We live in an increasingly mobile world. And as great as it is to be connected to friends across the world, to FaceTime with family in another state or have your groceries delivered just by clicking a button, that smartphone, tablet or laptop can be the door that opens your world to cybercrime.
As we round out the end of Cyber Security Awareness month, take the time to protect your mobile devices so your information, contacts, location and more will be safe from online criminals. Check out these simple tips from the National Cyber Security Alliance’s StaySafeOnline.Org.
Keep a Clean Machine
- Keep security software current on all devices that connect to the Internet. Having the most up-to-date mobile security software, web browser, operating system and apps is the best defense against viruses, malware and other online threats.
- Many of us download apps for specific purposes, such as planning a vacation, and no longer need them afterwards, or we may have previously downloaded apps that are longer useful or interesting to us. It’s a good security practice to delete all apps you no longer use.
Protect Your Personal Information
- Use strong passwords, passcodes or other features such as touch identification to lock your devices. Securing your device can help protect your information if your device is lost or stolen and keep prying eyes out.
- Personal information is like money – Value it. Protect it. Information about you, such as the games you like to play, what you search for online and where you shop and live, has value ‒ just like money.

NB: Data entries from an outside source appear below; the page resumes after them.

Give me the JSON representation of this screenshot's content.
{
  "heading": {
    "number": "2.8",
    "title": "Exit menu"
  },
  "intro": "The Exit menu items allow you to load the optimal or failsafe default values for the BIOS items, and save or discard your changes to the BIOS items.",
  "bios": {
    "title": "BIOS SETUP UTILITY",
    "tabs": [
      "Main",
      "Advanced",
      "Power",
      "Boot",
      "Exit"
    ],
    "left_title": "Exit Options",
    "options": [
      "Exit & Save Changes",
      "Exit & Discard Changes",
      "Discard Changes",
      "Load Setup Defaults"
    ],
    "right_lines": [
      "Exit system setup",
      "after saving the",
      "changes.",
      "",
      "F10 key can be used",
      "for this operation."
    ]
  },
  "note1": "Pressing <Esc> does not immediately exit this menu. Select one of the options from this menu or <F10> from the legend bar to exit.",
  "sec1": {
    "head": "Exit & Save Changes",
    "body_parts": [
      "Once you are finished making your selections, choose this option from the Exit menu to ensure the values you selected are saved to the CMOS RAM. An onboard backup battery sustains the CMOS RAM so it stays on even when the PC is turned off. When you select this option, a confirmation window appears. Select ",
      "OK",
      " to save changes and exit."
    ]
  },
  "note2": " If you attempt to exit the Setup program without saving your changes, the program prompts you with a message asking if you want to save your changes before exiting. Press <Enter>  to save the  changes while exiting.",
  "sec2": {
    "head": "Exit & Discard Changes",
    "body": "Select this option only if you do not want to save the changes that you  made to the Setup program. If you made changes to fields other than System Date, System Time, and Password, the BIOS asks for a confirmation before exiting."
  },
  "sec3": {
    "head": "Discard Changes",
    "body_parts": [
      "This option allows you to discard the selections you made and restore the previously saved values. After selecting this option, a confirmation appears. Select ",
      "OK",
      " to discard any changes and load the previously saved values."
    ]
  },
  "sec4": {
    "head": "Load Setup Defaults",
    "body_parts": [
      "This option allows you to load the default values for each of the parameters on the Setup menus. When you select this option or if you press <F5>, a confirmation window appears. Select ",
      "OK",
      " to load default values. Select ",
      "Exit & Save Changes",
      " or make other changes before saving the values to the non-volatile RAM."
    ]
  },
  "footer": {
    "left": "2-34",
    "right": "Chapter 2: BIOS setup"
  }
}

Be thoughtful about who gets that information and how it’s collected through apps and websites.
- Own your online presence. Use security and privacy settings on websites and apps to manage what is shared about you and who sees it.
- Disable WiFi and Bluetooth when not in use. Some stores and other locations look for devices with WiFi or Bluetooth turned on to track your movements while you are within range.
Connect with Care
- Get savvy about WiFi hotspots. Public wireless networks and hotspots are not secure, which means that anyone could potentially see what you are doing on your laptop or smartphone while you are connected to them. Limit what you do on public WiFi, and avoid logging in to key accounts like email and financial services. Consider using a virtual private network (VPN) or a personal/mobile hotspot if you need a more secure connection.
- Fraudulent text messages, calls and voicemails are on the rise. Just as with email, mobile requests for personal data or immediate action are almost always scams.
Being connected isn’t a bad thing. It’s actually quite amazing that with the use of technology, we can shop, video chat and even do our banking. But all that opportunity comes with a responsibility to protect yourself and your mobile devices.
For more tips to stay safe online check out these excellent resources: